Another lesson is, I am afraid, that age matters too. Justice Ginsburg is 83. Richard Posner, who has been increasingly controversial in his extra-judicial public statements ― most recently, disparaging the U.S. Constitution and its study (Josh Blackman documented his statements to that effect at his blog), and ranting about the posthumous celebrations of the late Justice Scalia ―, is 77. Speaking of Justice Scalia, he too was, many thought, increasingly strident in his last years, his late 70s. And let’s not forget a judge who was notorious long before Justice Ginsburg became “the notorious RBG,” and is likely to remain so long after she is forgotten ― Lord Denning, who had to retire at the age of 83 after publishing a book some passages of which were seen as racist. Whether age changes character, or merely reveals it by removing inhibitions, I do not know. But whatever the reason, I suspect that it is no accident that these distinguished jurists all became increasingly loose cannons as they grew older. Mandatory retirement at 75 for federally-appointed judges is looking like that quintessential worthwhile Canadian initiative ― underappreciated, but worthwhile indeed.
Last but not least, the way we treat judges matters as well. As prof. Blackman has pointed out, “[o]ver the past few years, [Justice] Ginsburg has been showered in … sycophantic adoration” by those on the political left who see her as the pre-eminent judicial champion of their values. Prof.
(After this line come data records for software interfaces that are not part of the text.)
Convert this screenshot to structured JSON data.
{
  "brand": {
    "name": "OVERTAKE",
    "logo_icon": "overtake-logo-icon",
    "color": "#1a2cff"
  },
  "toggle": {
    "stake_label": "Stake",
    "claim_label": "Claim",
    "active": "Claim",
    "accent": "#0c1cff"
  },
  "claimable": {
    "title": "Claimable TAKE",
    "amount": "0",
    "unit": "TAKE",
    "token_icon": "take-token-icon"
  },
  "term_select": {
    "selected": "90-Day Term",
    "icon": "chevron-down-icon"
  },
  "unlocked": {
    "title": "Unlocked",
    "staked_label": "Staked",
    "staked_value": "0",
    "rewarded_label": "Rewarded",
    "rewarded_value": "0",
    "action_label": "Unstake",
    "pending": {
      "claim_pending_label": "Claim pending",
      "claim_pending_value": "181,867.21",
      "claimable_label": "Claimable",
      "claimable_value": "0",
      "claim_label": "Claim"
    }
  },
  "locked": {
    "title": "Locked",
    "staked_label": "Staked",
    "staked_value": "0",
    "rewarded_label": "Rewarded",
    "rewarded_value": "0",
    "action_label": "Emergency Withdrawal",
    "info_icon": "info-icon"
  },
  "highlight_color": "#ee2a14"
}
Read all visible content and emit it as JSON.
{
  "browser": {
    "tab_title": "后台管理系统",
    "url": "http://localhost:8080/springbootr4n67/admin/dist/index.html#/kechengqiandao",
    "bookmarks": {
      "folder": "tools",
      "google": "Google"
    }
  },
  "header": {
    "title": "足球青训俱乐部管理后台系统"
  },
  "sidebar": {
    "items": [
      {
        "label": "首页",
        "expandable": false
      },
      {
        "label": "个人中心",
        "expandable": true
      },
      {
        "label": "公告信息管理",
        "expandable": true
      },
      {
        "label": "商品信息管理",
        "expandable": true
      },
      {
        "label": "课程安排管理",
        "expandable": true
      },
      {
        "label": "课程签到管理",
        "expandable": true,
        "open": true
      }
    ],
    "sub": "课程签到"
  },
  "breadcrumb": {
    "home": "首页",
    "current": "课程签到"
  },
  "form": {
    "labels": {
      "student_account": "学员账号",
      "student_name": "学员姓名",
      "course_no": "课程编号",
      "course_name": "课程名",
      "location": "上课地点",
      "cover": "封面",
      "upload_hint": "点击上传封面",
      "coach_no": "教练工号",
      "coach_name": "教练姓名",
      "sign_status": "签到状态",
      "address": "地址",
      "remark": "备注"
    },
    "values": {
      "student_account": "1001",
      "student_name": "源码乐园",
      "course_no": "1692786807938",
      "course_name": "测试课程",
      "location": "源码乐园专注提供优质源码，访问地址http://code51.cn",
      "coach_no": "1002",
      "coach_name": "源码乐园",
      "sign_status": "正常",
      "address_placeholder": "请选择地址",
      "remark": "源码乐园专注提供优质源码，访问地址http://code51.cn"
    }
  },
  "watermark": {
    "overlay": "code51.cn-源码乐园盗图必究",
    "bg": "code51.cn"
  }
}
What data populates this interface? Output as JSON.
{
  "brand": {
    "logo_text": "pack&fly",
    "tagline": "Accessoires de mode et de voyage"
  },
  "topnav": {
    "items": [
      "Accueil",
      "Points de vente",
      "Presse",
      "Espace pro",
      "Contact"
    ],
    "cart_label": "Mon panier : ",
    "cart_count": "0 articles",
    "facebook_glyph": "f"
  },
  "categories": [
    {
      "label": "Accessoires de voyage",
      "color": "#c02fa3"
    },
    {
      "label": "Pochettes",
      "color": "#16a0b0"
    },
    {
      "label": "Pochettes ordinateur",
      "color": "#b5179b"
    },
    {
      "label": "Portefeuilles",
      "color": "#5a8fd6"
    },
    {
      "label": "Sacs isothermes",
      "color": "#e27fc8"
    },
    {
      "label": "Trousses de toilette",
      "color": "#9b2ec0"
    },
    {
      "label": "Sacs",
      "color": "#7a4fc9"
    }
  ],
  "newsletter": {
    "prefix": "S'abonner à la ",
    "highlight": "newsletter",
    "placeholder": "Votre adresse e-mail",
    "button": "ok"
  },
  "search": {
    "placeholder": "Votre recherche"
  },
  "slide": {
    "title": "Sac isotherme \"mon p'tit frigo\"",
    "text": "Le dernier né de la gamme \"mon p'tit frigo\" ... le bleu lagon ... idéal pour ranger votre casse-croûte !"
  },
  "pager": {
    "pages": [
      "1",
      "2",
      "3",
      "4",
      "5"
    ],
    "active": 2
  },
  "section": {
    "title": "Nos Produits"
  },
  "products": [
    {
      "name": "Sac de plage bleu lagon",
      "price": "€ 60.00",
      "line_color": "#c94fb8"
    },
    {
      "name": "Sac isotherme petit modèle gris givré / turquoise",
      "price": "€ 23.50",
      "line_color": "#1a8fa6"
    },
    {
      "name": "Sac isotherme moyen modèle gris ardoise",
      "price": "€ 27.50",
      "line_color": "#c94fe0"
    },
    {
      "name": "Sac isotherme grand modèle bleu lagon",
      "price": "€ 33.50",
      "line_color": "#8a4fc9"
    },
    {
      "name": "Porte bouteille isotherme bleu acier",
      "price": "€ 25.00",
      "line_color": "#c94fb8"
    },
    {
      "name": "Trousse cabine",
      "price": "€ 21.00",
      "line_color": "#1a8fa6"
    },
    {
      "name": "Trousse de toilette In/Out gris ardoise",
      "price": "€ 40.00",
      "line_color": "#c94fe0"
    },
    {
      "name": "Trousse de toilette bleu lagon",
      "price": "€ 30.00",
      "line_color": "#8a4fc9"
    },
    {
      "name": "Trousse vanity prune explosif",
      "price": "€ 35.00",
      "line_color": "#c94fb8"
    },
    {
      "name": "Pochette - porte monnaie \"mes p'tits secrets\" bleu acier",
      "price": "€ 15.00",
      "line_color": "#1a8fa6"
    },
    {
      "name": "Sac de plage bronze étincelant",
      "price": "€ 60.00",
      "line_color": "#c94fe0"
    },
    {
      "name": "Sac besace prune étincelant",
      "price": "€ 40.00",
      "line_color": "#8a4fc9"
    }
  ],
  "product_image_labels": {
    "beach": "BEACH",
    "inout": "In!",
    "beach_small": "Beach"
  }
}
Blackman hypothesizes ― correctly, I suspect ― that the adulation got to Justice Ginsburg, to the point that she came to think that “she could do no wrong.” She may also have come to think that the public stood in dire need of her warnings about Mr. Trump, even though, as Paul Horwitz has observed, “her remarks [were] essentially conventional, unexceptional, and banal.” While I do not wish to absolve Justice Ginsburg, I think it is important to also blame those whose flattery has at least contributed to her developing such a high opinion of herself. Four centuries ago, Francis Bacon wrote that “those, that engage courts in quarrels of jurisdiction … are not truly amici curiae, but parasiti curiae, in puffing a court up beyond her bounds, for their own scraps and advantage.” The same goes, I think, for those who encourage judges to overstep their proper role in extrajudicial contexts. It is perhaps unfair to call parasiti people among whom sincere admirers no doubt outnumber self-interested sycophants, but the sincere contribute no less than the two-faced to corrupting the very person they love so much. There is nothing wrong with admiring a judge, or for that matter a politician. But if you well and truly wish him or her well, never tell yourself, and by all that you hold dear, never tell him or her, that the person you admire can do no wrong. Coming to believe that one can do no wrong ensures that one will.
Justice Ginsburg’s misguided attempt at political commentary is something like the judicial equivalent of Zinédine Zidane’s infamous head-butt to Marco Materazzi in the final of the 2006 World Cup: a selfish gesture of self-expression which, however provoked, only harmed its author’s colleagues and institution, and cast a shadow on the final stages of a distinguished career. Like Mr. Zidane, Justice Ginsburg has her steadfast admirers and apologists. But, like him, she deserves a red card for her outburst.